HOW TO COMPLETE THIS TASK: Every line in the material below that includes "title" should be copied.
------ DATASET EXCERPTS ------
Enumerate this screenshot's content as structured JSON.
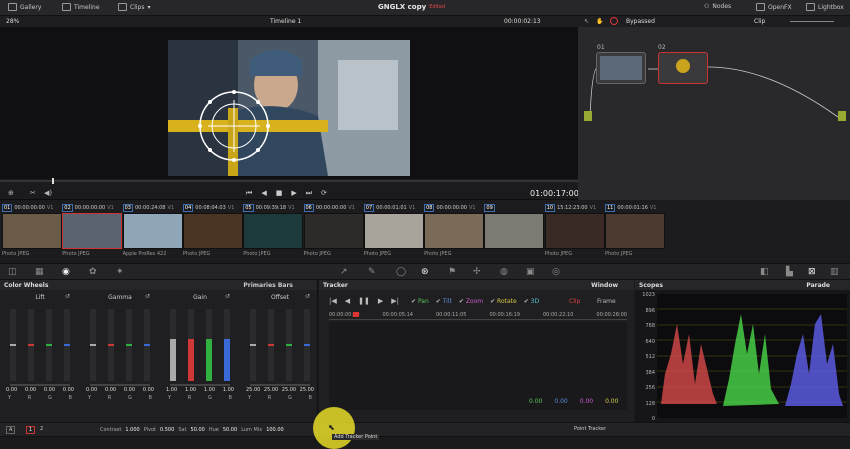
{
  "topbar": {
    "gallery": "Gallery",
    "timeline": "Timeline",
    "clips": "Clips",
    "project": "GNGLX copy",
    "edited": "Edited",
    "nodes": "Nodes",
    "openfx": "OpenFX",
    "lightbox": "Lightbox"
  },
  "viewer": {
    "zoom": "28%",
    "timeline_name": "Timeline 1",
    "timecode_top": "00:00:02:13",
    "timecode": "01:00:17:00"
  },
  "nodes": {
    "mode": "Bypassed",
    "clip": "Clip",
    "n1": "01",
    "n2": "02"
  },
  "clips": [
    {
      "num": "01",
      "tc": "00:00:00:00",
      "track": "V1",
      "name": "Photo JPEG",
      "c": "#6a5a48"
    },
    {
      "num": "02",
      "tc": "00:00:00:00",
      "track": "V1",
      "name": "Photo JPEG",
      "c": "#5a6470"
    },
    {
      "num": "03",
      "tc": "00:00:24:08",
      "track": "V1",
      "name": "Apple ProRes 422",
      "c": "#8ea6b8"
    },
    {
      "num": "04",
      "tc": "00:08:04:03",
      "track": "V1",
      "name": "Photo JPEG",
      "c": "#4a3424"
    },
    {
      "num": "05",
      "tc": "00:09:39:18",
      "track": "V1",
      "name": "Photo JPEG",
      "c": "#1c3a3c"
    },
    {
      "num": "06",
      "tc": "00:00:00:00",
      "track": "V1",
      "name": "Photo JPEG",
      "c": "#2e2a2a"
    },
    {
      "num": "07",
      "tc": "00:00:01:01",
      "track": "V1",
      "name": "Photo JPEG",
      "c": "#a8a49c"
    },
    {
      "num": "08",
      "tc": "00:00:00:00",
      "track": "V1",
      "name": "Photo JPEG",
      "c": "#7c6a58"
    },
    {
      "num": "09",
      "tc": "",
      "track": "",
      "name": "",
      "c": "#7d7a74"
    },
    {
      "num": "10",
      "tc": "15:12:23:00",
      "track": "V1",
      "name": "Photo JPEG",
      "c": "#3a2a26"
    },
    {
      "num": "11",
      "tc": "00:00:01:16",
      "track": "V1",
      "name": "Photo JPEG",
      "c": "#4a3a30"
    }
  ],
  "color_wheels": {
    "title": "Color Wheels",
    "mode": "Primaries Bars",
    "wheels": [
      {
        "name": "Lift",
        "values": [
          "0.00",
          "0.00",
          "0.00",
          "0.00"
        ]
      },
      {
        "name": "Gamma",
        "values": [
          "0.00",
          "0.00",
          "0.00",
          "0.00"
        ]
      },
      {
        "name": "Gain",
        "values": [
          "1.00",
          "1.00",
          "1.00",
          "1.00"
        ]
      },
      {
        "name": "Offset",
        "values": [
          "25.00",
          "25.00",
          "25.00",
          "25.00"
        ]
      }
    ],
    "channels": [
      "Y",
      "R",
      "G",
      "B"
    ]
  },
  "tracker": {
    "title": "Tracker",
    "window": "Window",
    "pan": "Pan",
    "tilt": "Tilt",
    "zoom": "Zoom",
    "rotate": "Rotate",
    "threed": "3D",
    "clip": "Clip",
    "frame": "Frame",
    "ruler": [
      "00:00:00:00",
      "00:00:05:14",
      "00:00:11:05",
      "00:00:16:19",
      "00:00:22:10",
      "00:00:28:00"
    ],
    "readouts": [
      "0.00",
      "0.00",
      "0.00",
      "0.00"
    ],
    "point_tracker": "Point Tracker",
    "add_point": "Add Tracker Point"
  },
  "scopes": {
    "title": "Scopes",
    "mode": "Parade",
    "ticks": [
      "1023",
      "896",
      "768",
      "640",
      "512",
      "384",
      "256",
      "128",
      "0"
    ]
  },
  "bottom": {
    "a": "A",
    "p1": "1",
    "p2": "2",
    "contrast_l": "Contrast",
    "contrast": "1.000",
    "pivot_l": "Pivot",
    "pivot": "0.500",
    "sat_l": "Sat",
    "sat": "50.00",
    "hue_l": "Hue",
    "hue": "50.00",
    "lummix_l": "Lum Mix",
    "lummix": "100.00"
  }
}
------
ANSWER:
    "title": "Color Wheels",
    "title": "Tracker",
    "title": "Scopes",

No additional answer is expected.